:: EXTRACTED DATA ::
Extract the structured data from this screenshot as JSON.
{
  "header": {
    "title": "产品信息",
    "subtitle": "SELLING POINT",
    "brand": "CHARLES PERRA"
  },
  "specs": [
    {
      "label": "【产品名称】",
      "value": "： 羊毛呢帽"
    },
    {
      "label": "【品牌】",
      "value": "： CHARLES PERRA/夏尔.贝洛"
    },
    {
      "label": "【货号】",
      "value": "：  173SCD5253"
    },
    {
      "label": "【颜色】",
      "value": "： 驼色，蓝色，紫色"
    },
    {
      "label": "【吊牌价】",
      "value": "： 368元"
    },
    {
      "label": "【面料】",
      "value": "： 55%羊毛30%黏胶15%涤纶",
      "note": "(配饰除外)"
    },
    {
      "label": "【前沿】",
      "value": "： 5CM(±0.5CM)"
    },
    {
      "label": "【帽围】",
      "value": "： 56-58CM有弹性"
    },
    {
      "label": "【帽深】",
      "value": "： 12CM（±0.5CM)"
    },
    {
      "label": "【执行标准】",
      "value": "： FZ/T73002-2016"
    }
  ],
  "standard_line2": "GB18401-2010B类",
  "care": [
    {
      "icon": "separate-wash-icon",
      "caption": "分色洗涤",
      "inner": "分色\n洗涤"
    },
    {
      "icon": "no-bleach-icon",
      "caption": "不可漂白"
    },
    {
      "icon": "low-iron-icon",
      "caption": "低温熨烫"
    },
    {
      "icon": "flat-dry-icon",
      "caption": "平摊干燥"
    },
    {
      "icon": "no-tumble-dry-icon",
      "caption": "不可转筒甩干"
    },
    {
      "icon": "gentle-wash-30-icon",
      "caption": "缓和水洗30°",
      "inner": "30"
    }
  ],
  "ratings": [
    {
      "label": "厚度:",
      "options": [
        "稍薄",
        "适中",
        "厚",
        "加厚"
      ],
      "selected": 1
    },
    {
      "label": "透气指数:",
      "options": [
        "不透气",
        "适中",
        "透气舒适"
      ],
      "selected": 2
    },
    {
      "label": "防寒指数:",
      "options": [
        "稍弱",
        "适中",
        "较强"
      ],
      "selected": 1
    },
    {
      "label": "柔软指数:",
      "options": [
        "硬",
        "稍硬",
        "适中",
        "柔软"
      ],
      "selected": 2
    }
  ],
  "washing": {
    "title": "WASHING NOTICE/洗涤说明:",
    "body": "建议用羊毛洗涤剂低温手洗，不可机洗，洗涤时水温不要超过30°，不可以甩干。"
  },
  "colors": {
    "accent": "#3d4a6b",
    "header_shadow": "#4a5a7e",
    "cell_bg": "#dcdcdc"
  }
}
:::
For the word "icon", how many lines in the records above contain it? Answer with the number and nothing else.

§ EXPECTED OUTPUT:
6